I’m actually very new to podcasts but so far I love Naval Ravikant podcast (I also think his Tweets are amazing). I like some episodes of Tim Feriss’ ones. Pretty much most of A16Z – from Andreessen Horowitz VC firm. When it comes to books, my recent favourite is Never Split the Difference by Chris Voss, who is an ex-FBI hostage negotiator. Amazing book on art of negotiations and sales.
I’m also starting my video podcast HUMANS OF AI – where I interview people from academia, tech and showbiz who work around AI. I planned the launch for mid March but with the current situation (safety first!) this needed to be postponed. I’m hoping for end of April but let’s see…
Who is your role model?
I don’t have one, but I like certain traits of people I admire. – I love Melinda and Bill Gates for what they are doing for humanity. I like Sarah Silverman for being such a strong personality and really sharp with her humorous sarcasm. I admire dr. Ali Parsa, the CEO of Babylon Health whom I had the chance to meet and interview last year during our Girls in Tech Startup F*ckups event. His story and mission touched everyone in the room.
and I admire Richard Branson for figuring the ‘work-with-smarter-than-yourself’ bit. He has an incredible talent of surrounding himself with extremely smart people who see opportunities where others don’t.
In general, I admire everyone who is brave and (let’s be honest) naive enough to start their own business for deeper reasons. Money is never a driving factor.
How did you get into Girls in Tech and what made you do that?
I wanted to give back to community and I wanted to find other likeminded, ambitious women.

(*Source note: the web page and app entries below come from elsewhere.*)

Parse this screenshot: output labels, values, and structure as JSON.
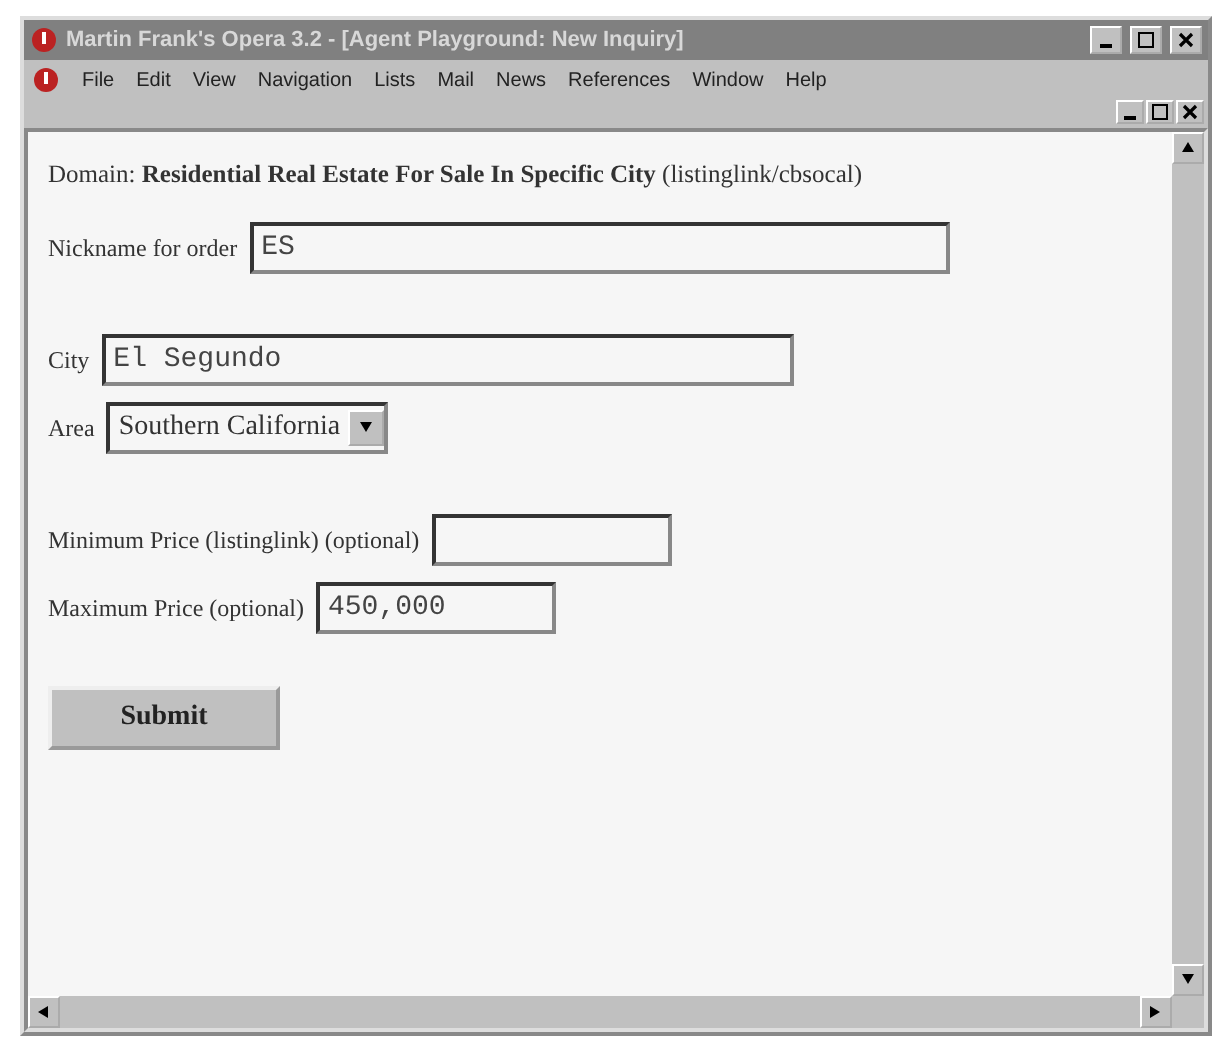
{
  "window": {
    "title": "Martin Frank's Opera 3.2 - [Agent Playground: New Inquiry]"
  },
  "menu": [
    {
      "label": "File"
    },
    {
      "label": "Edit"
    },
    {
      "label": "View"
    },
    {
      "label": "Navigation"
    },
    {
      "label": "Lists"
    },
    {
      "label": "Mail"
    },
    {
      "label": "News"
    },
    {
      "label": "References"
    },
    {
      "label": "Window"
    },
    {
      "label": "Help"
    }
  ],
  "domain": "Domain: **Residential Real Estate For Sale In Specific City** (listinglink/cbsocal)",
  "form": [
    {
      "kind": "text",
      "label": "Nickname for order",
      "value": "ES"
    },
    {
      "kind": "gap"
    },
    {
      "kind": "text",
      "label": "City",
      "value": "El Segundo"
    },
    {
      "kind": "select",
      "label": "Area",
      "value": "Southern California"
    },
    {
      "kind": "gap"
    },
    {
      "kind": "text",
      "label": "Minimum Price (listinglink) (optional)"
    },
    {
      "kind": "text",
      "label": "Maximum Price (optional)",
      "value": "450,000"
    }
  ],
  "submit": "Submit"
}
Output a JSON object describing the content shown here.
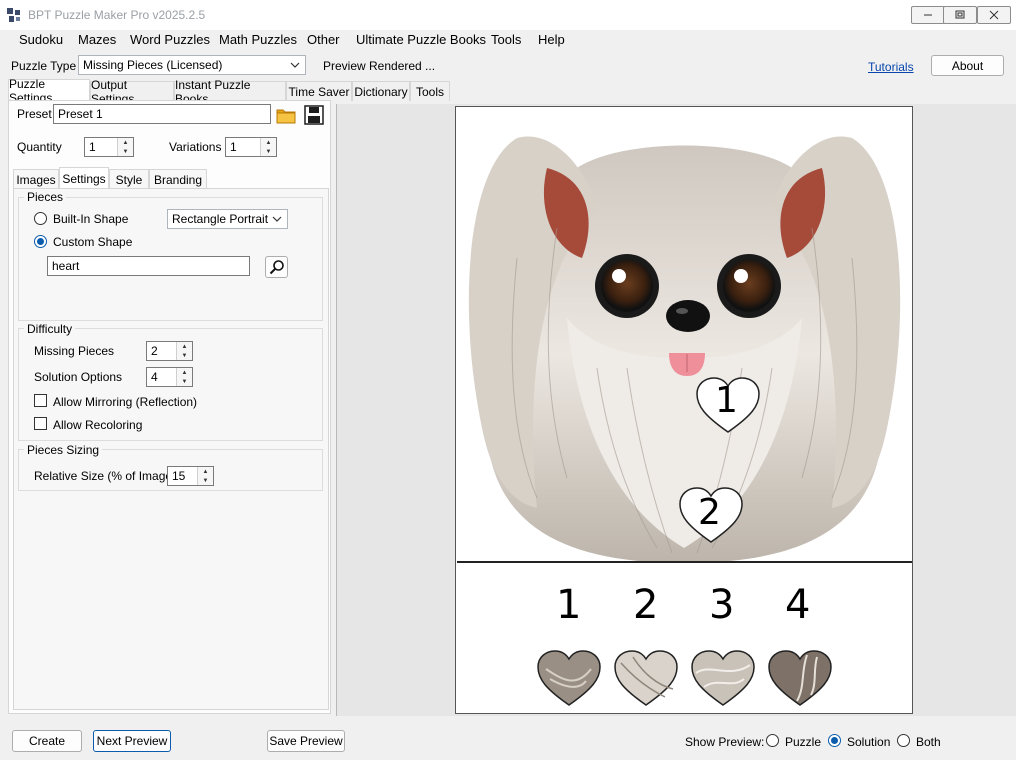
{
  "window": {
    "title": "BPT Puzzle Maker Pro v2025.2.5"
  },
  "menu": [
    "Sudoku",
    "Mazes",
    "Word Puzzles",
    "Math Puzzles",
    "Other",
    "Ultimate Puzzle Books",
    "Tools",
    "Help"
  ],
  "toolbar": {
    "puzzle_type_label": "Puzzle Type",
    "puzzle_type_value": "Missing Pieces (Licensed)",
    "status": "Preview Rendered ...",
    "tutorials": "Tutorials",
    "about": "About"
  },
  "main_tabs": [
    "Puzzle Settings",
    "Output Settings",
    "Instant Puzzle Books",
    "Time Saver",
    "Dictionary",
    "Tools"
  ],
  "preset": {
    "label": "Preset",
    "value": "Preset 1"
  },
  "quantity": {
    "label": "Quantity",
    "value": "1"
  },
  "variations": {
    "label": "Variations",
    "value": "1"
  },
  "sub_tabs": [
    "Images",
    "Settings",
    "Style",
    "Branding"
  ],
  "pieces": {
    "title": "Pieces",
    "builtin_label": "Built-In Shape",
    "builtin_value": "Rectangle Portrait",
    "custom_label": "Custom Shape",
    "custom_value": "heart"
  },
  "difficulty": {
    "title": "Difficulty",
    "missing_label": "Missing Pieces",
    "missing_value": "2",
    "solution_label": "Solution Options",
    "solution_value": "4",
    "mirroring_label": "Allow Mirroring (Reflection)",
    "recoloring_label": "Allow Recoloring"
  },
  "sizing": {
    "title": "Pieces Sizing",
    "relative_label": "Relative Size (% of Image)",
    "relative_value": "15"
  },
  "preview": {
    "markers": [
      "1",
      "2"
    ],
    "options": [
      "1",
      "2",
      "3",
      "4"
    ]
  },
  "bottom": {
    "create": "Create",
    "next_preview": "Next Preview",
    "save_preview": "Save Preview",
    "show_preview_label": "Show Preview:",
    "opt_puzzle": "Puzzle",
    "opt_solution": "Solution",
    "opt_both": "Both"
  },
  "colors": {
    "accent": "#0b5cad",
    "link": "#0645ad"
  }
}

Now I have a group of great friends.
Girls in Tech Startup F*ckups with Ali Parsa, CEO and the Founder of Babylon Health
After so many years of being in STEM field, what do you think about diversity and inclusion in sector?
While there are still gender gaps and represent, but we’ve made a huge progress since Girls in Tech and other similar initiatives started making a noise. I believe that technology is one of the most democratic and meritocracy-driven environment anyone can find themselves in. If you can create something of value, market will verify it. You can create unlimited number of opportunities for yourself in tech.
What advice would you give to a person who wants to get into tech?
Start a project. Get heard, be seen. Define yourself through a project, no matter how silly it could be. You don’t need to be an ‘expert’ in anything. Just focus on SOMETHING and keep on going.
Just look at me, for example. I’m far from being an expert of AI but I’m fascinated by this space and learn about it every day. And what’s better way than to aggregate all the greatest minds of this world and attach your name to theirs than by starting a podcast on AI? 🙂 I’m learning from the greatest minds AND I’m giving back at the same time. A win win 🙂
A lot is just about showing up. Be consistent and be persistent.